:: Provided data ::

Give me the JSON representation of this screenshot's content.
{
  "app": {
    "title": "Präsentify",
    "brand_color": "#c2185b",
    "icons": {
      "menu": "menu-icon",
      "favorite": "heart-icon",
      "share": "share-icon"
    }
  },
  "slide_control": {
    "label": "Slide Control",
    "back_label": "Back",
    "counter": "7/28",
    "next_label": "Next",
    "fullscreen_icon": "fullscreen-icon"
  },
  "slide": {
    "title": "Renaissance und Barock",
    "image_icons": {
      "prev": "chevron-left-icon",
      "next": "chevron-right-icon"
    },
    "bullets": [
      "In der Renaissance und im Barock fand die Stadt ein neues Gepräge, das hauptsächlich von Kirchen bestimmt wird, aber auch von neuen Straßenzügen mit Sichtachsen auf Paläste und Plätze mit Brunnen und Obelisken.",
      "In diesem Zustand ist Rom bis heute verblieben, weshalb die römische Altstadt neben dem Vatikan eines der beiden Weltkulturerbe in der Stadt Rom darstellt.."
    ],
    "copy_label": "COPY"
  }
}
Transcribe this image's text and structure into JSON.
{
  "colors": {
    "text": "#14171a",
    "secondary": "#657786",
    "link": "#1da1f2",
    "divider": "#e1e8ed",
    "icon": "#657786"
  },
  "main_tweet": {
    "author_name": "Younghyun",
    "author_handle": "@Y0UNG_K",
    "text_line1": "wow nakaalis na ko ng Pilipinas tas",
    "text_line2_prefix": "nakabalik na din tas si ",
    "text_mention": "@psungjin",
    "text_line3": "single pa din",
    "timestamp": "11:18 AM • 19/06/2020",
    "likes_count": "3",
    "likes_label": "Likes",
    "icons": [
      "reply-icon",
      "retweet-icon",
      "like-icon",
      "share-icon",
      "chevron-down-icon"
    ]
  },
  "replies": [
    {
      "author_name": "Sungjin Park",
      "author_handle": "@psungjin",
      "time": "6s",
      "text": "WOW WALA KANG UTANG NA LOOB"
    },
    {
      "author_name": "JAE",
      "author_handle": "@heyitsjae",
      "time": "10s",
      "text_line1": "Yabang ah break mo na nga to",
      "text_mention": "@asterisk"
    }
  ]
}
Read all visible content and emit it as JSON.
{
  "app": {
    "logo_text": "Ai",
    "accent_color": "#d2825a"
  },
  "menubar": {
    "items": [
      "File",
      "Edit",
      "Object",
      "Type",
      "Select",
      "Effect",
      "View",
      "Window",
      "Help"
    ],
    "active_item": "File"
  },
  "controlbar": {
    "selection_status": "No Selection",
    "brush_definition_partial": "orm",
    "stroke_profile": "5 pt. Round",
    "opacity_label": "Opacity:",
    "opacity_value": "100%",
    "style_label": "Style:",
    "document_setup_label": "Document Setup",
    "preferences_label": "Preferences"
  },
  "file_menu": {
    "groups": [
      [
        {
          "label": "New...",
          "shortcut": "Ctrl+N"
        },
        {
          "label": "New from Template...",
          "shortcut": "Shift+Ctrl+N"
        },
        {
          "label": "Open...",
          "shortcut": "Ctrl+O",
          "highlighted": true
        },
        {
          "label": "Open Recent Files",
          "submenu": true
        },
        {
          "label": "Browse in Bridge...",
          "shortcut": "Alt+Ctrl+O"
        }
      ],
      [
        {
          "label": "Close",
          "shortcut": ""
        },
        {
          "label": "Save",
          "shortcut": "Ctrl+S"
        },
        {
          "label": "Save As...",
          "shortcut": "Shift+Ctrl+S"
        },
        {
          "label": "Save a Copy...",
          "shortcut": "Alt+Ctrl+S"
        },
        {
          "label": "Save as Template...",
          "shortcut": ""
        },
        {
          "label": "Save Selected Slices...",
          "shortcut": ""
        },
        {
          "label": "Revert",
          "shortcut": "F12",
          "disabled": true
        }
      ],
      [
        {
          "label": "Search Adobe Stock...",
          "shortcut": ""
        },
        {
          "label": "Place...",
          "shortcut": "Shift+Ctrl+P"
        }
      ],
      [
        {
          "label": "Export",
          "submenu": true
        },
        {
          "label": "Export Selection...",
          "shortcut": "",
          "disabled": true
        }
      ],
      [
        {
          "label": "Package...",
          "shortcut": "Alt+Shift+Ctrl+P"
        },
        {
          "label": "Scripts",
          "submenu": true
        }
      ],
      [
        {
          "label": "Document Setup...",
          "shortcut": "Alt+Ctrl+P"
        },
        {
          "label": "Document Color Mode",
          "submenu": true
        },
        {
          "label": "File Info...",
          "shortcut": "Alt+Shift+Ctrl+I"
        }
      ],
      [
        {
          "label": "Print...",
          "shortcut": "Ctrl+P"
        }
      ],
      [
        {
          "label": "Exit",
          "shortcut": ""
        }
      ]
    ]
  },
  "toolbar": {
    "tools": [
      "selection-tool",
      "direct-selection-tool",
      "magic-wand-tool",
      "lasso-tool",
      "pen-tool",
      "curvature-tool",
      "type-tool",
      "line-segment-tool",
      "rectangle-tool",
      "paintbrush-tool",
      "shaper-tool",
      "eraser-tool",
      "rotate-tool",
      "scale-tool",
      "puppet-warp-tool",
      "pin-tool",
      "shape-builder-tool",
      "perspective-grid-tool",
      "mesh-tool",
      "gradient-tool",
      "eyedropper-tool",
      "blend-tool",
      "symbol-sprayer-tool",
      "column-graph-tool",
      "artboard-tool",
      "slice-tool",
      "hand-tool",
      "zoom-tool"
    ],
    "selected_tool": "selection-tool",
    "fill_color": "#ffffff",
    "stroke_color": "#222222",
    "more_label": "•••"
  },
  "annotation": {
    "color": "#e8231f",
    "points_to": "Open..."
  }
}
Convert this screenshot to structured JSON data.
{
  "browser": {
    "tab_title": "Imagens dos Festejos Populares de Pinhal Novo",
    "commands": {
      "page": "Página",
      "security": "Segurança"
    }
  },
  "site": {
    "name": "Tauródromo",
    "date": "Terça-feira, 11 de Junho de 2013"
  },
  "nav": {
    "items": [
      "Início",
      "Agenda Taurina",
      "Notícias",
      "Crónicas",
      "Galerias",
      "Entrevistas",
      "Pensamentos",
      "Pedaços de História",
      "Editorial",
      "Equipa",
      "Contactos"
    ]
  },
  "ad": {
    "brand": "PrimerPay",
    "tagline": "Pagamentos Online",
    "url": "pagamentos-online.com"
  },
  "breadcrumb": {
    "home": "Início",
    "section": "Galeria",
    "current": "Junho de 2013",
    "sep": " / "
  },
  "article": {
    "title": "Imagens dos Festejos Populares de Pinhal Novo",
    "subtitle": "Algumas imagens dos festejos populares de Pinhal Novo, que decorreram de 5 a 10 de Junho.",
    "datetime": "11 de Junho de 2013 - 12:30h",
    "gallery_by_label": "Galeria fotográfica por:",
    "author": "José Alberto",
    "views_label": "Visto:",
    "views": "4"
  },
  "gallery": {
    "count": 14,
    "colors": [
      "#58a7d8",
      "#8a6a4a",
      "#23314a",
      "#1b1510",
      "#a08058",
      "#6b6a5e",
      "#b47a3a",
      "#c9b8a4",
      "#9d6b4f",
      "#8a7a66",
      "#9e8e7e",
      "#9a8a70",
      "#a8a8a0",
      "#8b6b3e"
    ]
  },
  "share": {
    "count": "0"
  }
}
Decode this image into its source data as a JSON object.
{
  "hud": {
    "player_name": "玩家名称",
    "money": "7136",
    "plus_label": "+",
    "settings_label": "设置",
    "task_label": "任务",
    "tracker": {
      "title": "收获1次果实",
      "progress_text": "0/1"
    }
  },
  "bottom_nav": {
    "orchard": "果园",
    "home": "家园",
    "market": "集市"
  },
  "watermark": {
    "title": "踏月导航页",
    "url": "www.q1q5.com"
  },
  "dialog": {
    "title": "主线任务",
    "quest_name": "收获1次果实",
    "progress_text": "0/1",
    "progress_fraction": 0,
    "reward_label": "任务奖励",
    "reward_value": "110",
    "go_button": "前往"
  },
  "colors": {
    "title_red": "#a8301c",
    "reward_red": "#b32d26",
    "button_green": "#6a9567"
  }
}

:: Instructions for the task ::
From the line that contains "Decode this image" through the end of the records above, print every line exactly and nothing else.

:: Response to the exercise ::
Decode this image into its source data as a JSON object.
{
  "hud": {
    "player_name": "玩家名称",
    "money": "7136",
    "plus_label": "+",
    "settings_label": "设置",
    "task_label": "任务",
    "tracker": {
      "title": "收获1次果实",
      "progress_text": "0/1"
    }
  },
  "bottom_nav": {
    "orchard": "果园",
    "home": "家园",
    "market": "集市"
  },
  "watermark": {
    "title": "踏月导航页",
    "url": "www.q1q5.com"
  },
  "dialog": {
    "title": "主线任务",
    "quest_name": "收获1次果实",
    "progress_text": "0/1",
    "progress_fraction": 0,
    "reward_label": "任务奖励",
    "reward_value": "110",
    "go_button": "前往"
  },
  "colors": {
    "title_red": "#a8301c",
    "reward_red": "#b32d26",
    "button_green": "#6a9567"
  }
}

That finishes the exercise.